|Topic was automatically imported from the old Question2Answer platform.
Context I am making an arcade racing game and as a part of it, the cars have 2 states: NORMAL, DAMPEN
The DAMPEN state will have multiple uses (mostly how it interacts with the 3 core abilities of the game, but I’m not there yet). One use is how the DAMPEN state effects your velocity upon entering and exit. It first calculates and stores your current velocity, then removes the “boost” increase to your current velocity while in the DAMPEN state (thus slowing you down to your base speed that is unaffected by any “turbo speed”), and then finally applies the stored_velocity upon exiting DAMPEN (returning you to your previous, much faster, speed). To my surprise, I’ve actually got most of it working, except for one terrible bug at the end.

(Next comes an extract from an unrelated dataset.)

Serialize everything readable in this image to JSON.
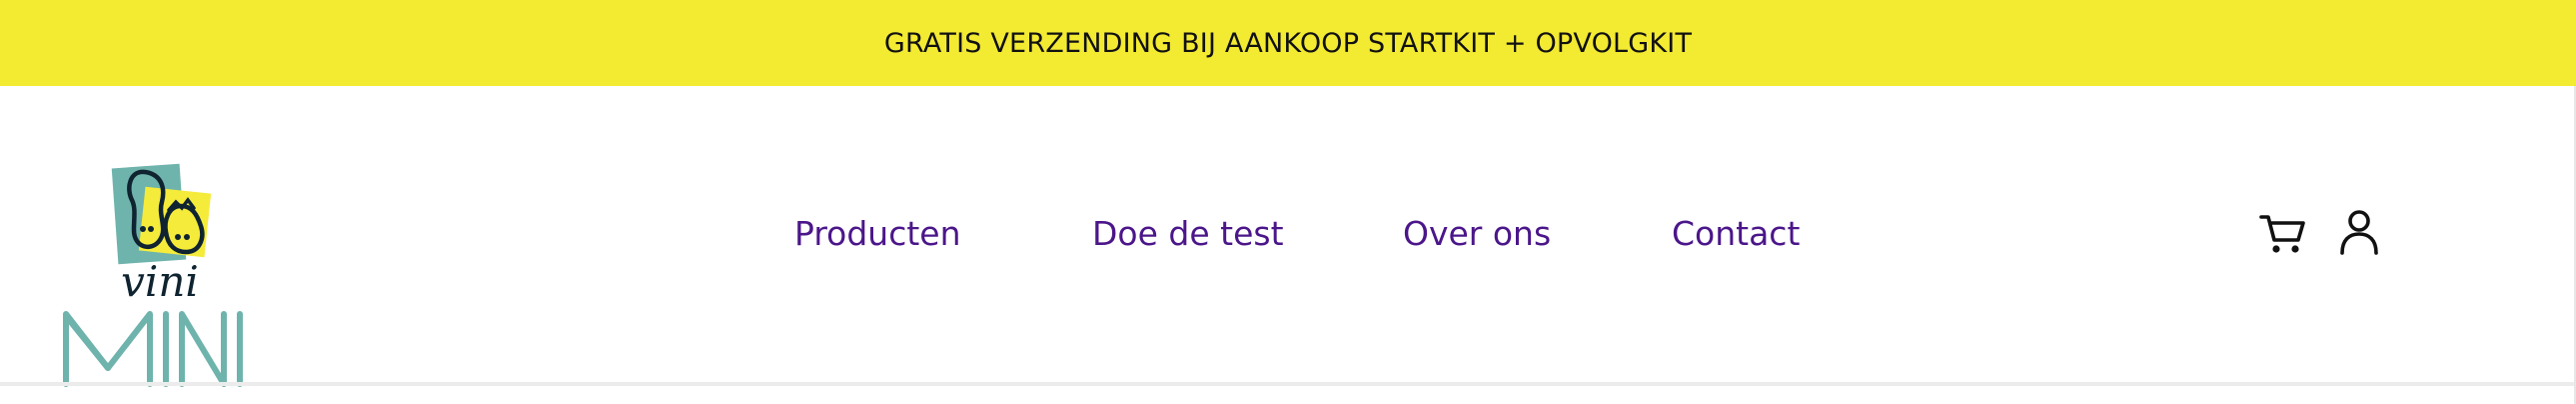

The Problem Since my velocity is a Vector2, when I apply my stored velocity, it pushes the car in the direction I was facing at the time I stored it, not in the direction I am currently facing, which makes sense since Vector2’s are both distance and direction. So if I enter DAMPEN, make a hard 180 turn, then exit DAMPEN, my current velocity and my stored velocity negate each other and my car briefly stops moving before resuming its NORMAL acceleration speed.
What I think I need to do is adjust the stored velocity’s rotation equal to the new rotation of my car when I exit, that way my velocity always pushing my “forward”. But I have no idea how to do this.
Note: the car is a KinematicBody2D
My Thoughts on the Approach Should I create a Position2D Node that rotates itself whenever I turn, and then have my machine remember/store its rotation value upon entering DAMPEN and upon exiting DAMPEN, find the difference between the values, then rotate the stored velocity equal to that difference?
I keep stumbling over “atan2” and Vector2.rotate() as I try to research this problem, but I haven’t figured out how to actually implement these functions.
Any help would be greatly appreciated! If you need me to list code, I’d be happy to, though it’s probably pretty messy, which I apologize about.